kam-chancellor-db-seattle-seahawks_pg_600We know how the media portrays this game Marshawn “Beast Mode” Lynch and Rob “Gronk” Gronkowski and Kam “jump the offensive line” Chancellor, Darrelle “Revis Island” vs “don’t try me with a sorry receiver like Crabtree” Richard Sherman and the “Legion of BOOM”, and of course Tom “my uggs may be on injured reserve, but I’m still sleeping by Giselle” Brady.

I’ve got a decent amount wagered on the Patriots right now and will likely add more. Closely watching the line moves. Those who were lucky to have a team in Vegas to spot the early line might’ve gotten lucky taking Pats +2.5.

To the victor go the spoils.

Into The Heart Of Winter — First Bee Check

InnerCoverJanuary 24, 2015 — I finally had a chance to check on the bees this weekend as right now marks the heart of winter for the colony and the most stressful time of year.

Going into late fall / winter perp the goldenrod and asters provided adequate nectar and pollen and both hives quickly backfilled the top brood boxes. I didn’t have to do much supplemental feeding of 2-1 sugar syrup to bring them up to weight.

November 23, 2014 was the last day I had the hives open making sure they were set for overwintering here in the northeast part of the US. I overwinter in 2 deep’s typically, but this year I also left each hive with a medium super that I didn’t pull. I’m feeling pretty confident in that decision as this week we are expected to get slammed with up to 2 feet of snow in Greenwich.

It’s was such a relief to see them flying today (in the mid 40s) and even bringing in pollen. The source of the pollen, I have absolutely no idea! But it’s pretty amazing to see in January. It’s one of the small joy’s in life, peaking in the hive when weather permits and seeing the bees still hanging around — alive!

A few bees making work of the dry cane sugar

A few bees making work of the dry cane sugar, used to absorb condensation and as emergency food.

Based on colony weight they still have a full deep left of stores and the top supers, from what I could see, had plenty of honey — just the very top 3 cell rows were uncapped.

I’m pretty happy with the cluster size, didn’t see the queen, but I didn’t expect to spot her and I didn’t pull any frames or break the propolis seals on the deeps.
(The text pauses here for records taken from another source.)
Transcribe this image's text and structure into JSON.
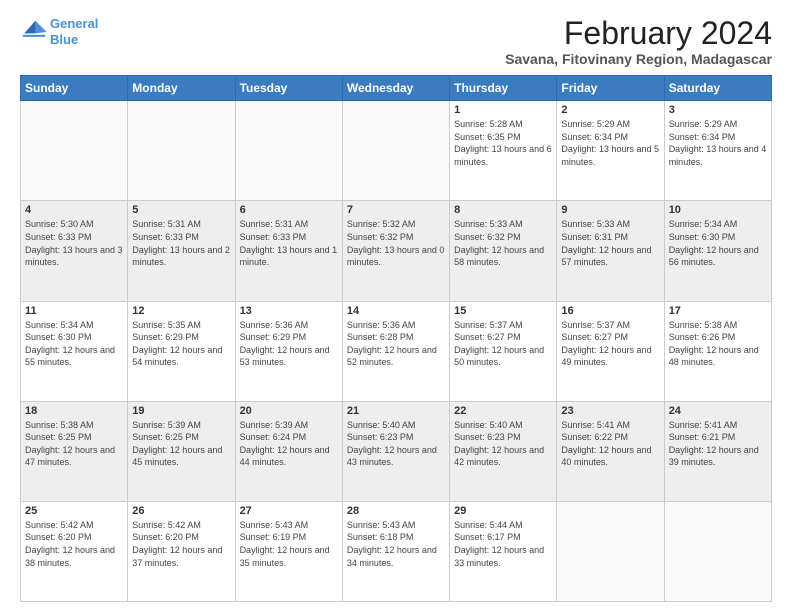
{
  "logo": {
    "line1": "General",
    "line2": "Blue"
  },
  "title": "February 2024",
  "subtitle": "Savana, Fitovinany Region, Madagascar",
  "days_of_week": [
    "Sunday",
    "Monday",
    "Tuesday",
    "Wednesday",
    "Thursday",
    "Friday",
    "Saturday"
  ],
  "weeks": [
    [
      {
        "day": "",
        "info": ""
      },
      {
        "day": "",
        "info": ""
      },
      {
        "day": "",
        "info": ""
      },
      {
        "day": "",
        "info": ""
      },
      {
        "day": "1",
        "info": "Sunrise: 5:28 AM\nSunset: 6:35 PM\nDaylight: 13 hours\nand 6 minutes."
      },
      {
        "day": "2",
        "info": "Sunrise: 5:29 AM\nSunset: 6:34 PM\nDaylight: 13 hours\nand 5 minutes."
      },
      {
        "day": "3",
        "info": "Sunrise: 5:29 AM\nSunset: 6:34 PM\nDaylight: 13 hours\nand 4 minutes."
      }
    ],
    [
      {
        "day": "4",
        "info": "Sunrise: 5:30 AM\nSunset: 6:33 PM\nDaylight: 13 hours\nand 3 minutes."
      },
      {
        "day": "5",
        "info": "Sunrise: 5:31 AM\nSunset: 6:33 PM\nDaylight: 13 hours\nand 2 minutes."
      },
      {
        "day": "6",
        "info": "Sunrise: 5:31 AM\nSunset: 6:33 PM\nDaylight: 13 hours\nand 1 minute."
      },
      {
        "day": "7",
        "info": "Sunrise: 5:32 AM\nSunset: 6:32 PM\nDaylight: 13 hours\nand 0 minutes."
      },
      {
        "day": "8",
        "info": "Sunrise: 5:33 AM\nSunset: 6:32 PM\nDaylight: 12 hours\nand 58 minutes."
      },
      {
        "day": "9",
        "info": "Sunrise: 5:33 AM\nSunset: 6:31 PM\nDaylight: 12 hours\nand 57 minutes."
      },
      {
        "day": "10",
        "info": "Sunrise: 5:34 AM\nSunset: 6:30 PM\nDaylight: 12 hours\nand 56 minutes."
      }
    ],
    [
      {
        "day": "11",
        "info": "Sunrise: 5:34 AM\nSunset: 6:30 PM\nDaylight: 12 hours\nand 55 minutes."
      },
      {
        "day": "12",
        "info": "Sunrise: 5:35 AM\nSunset: 6:29 PM\nDaylight: 12 hours\nand 54 minutes."
      },
      {
        "day": "13",
        "info": "Sunrise: 5:36 AM\nSunset: 6:29 PM\nDaylight: 12 hours\nand 53 minutes."
      },
      {
        "day": "14",
        "info": "Sunrise: 5:36 AM\nSunset: 6:28 PM\nDaylight: 12 hours\nand 52 minutes."
      },
      {
        "day": "15",
        "info": "Sunrise: 5:37 AM\nSunset: 6:27 PM\nDaylight: 12 hours\nand 50 minutes."
      },
      {
        "day": "16",
        "info": "Sunrise: 5:37 AM\nSunset: 6:27 PM\nDaylight: 12 hours\nand 49 minutes."
      },
      {
        "day": "17",
        "info": "Sunrise: 5:38 AM\nSunset: 6:26 PM\nDaylight: 12 hours\nand 48 minutes."
      }
    ],
    [
      {
        "day": "18",
        "info": "Sunrise: 5:38 AM\nSunset: 6:25 PM\nDaylight: 12 hours\nand 47 minutes."
      },
      {
        "day": "19",
        "info": "Sunrise: 5:39 AM\nSunset: 6:25 PM\nDaylight: 12 hours\nand 45 minutes."
      },
      {
        "day": "20",
        "info": "Sunrise: 5:39 AM\nSunset: 6:24 PM\nDaylight: 12 hours\nand 44 minutes."
      },
      {
        "day": "21",
        "info": "Sunrise: 5:40 AM\nSunset: 6:23 PM\nDaylight: 12 hours\nand 43 minutes."
      },
      {
        "day": "22",
        "info": "Sunrise: 5:40 AM\nSunset: 6:23 PM\nDaylight: 12 hours\nand 42 minutes."
      },
      {
        "day": "23",
        "info": "Sunrise: 5:41 AM\nSunset: 6:22 PM\nDaylight: 12 hours\nand 40 minutes."
      },
      {
        "day": "24",
        "info": "Sunrise: 5:41 AM\nSunset: 6:21 PM\nDaylight: 12 hours\nand 39 minutes."
      }
    ],
    [
      {
        "day": "25",
        "info": "Sunrise: 5:42 AM\nSunset: 6:20 PM\nDaylight: 12 hours\nand 38 minutes."
      },
      {
        "day": "26",
        "info": "Sunrise: 5:42 AM\nSunset: 6:20 PM\nDaylight: 12 hours\nand 37 minutes."
      },
      {
        "day": "27",
        "info": "Sunrise: 5:43 AM\nSunset: 6:19 PM\nDaylight: 12 hours\nand 35 minutes."
      },
      {
        "day": "28",
        "info": "Sunrise: 5:43 AM\nSunset: 6:18 PM\nDaylight: 12 hours\nand 34 minutes."
      },
      {
        "day": "29",
        "info": "Sunrise: 5:44 AM\nSunset: 6:17 PM\nDaylight: 12 hours\nand 33 minutes."
      },
      {
        "day": "",
        "info": ""
      },
      {
        "day": "",
        "info": ""
      }
    ]
  ]
}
Most of the bees were in the middle box, not up at the top with the cane sugar. I had a GoPro set on a time-lapse and can check in on them while in NYC. I wasn’t seeing much activity until today. It’s just been too cold to fly, too rainy.

No small hive beetles either on the inner cover, which have been the absolute bane of my existence this year. No wax moths either or any varroa spotted on any of the bees up top.

Any clear day with the sun shining, and clear skies, is a great day to fly — for pilots and honeybees alike. I’m reminded of their resilience to work together as a team when each night we are well below freezing, rain, sleet, and snow.

This weekend was a glimmer of hope that beneath the outer cover, and inner cover, life is teeming and even thriving with all the bees working to keeping the cluster warm. I think they’re gonna make it with 2 months left to go and ample stores. It depends on the weather if it’s warm enough to break cluster and move to other frames of honey.

Video of bees getting some pollen in…

I’m sure I’m not the only one ready for spring, the bees are too, which is when the cycle and race to harvest liquid gold (honey) starts all over again.

Bringing in some pollen!

Bringing in some pollen!

In comparison going into late fall was just a massive cluster, the height of aster and goldenrod honey. Overwintering much smaller with not much brood rearing. In the spring they will ramp up production and the population explodes again.

In comparison going into late fall was just a massive cluster, the height of aster and goldenrod honey. Overwintering much smaller with not much brood rearing. In the spring they will ramp up production and the population explodes again.

See ya’ll in the spring. I will definitely be doing some splits off hive 1, and hopefully get a few more hives going. Not an easy thing to manage on my limited schedule, especially in the summer and spring when M&A rages on.

* Click the pictures for larger images.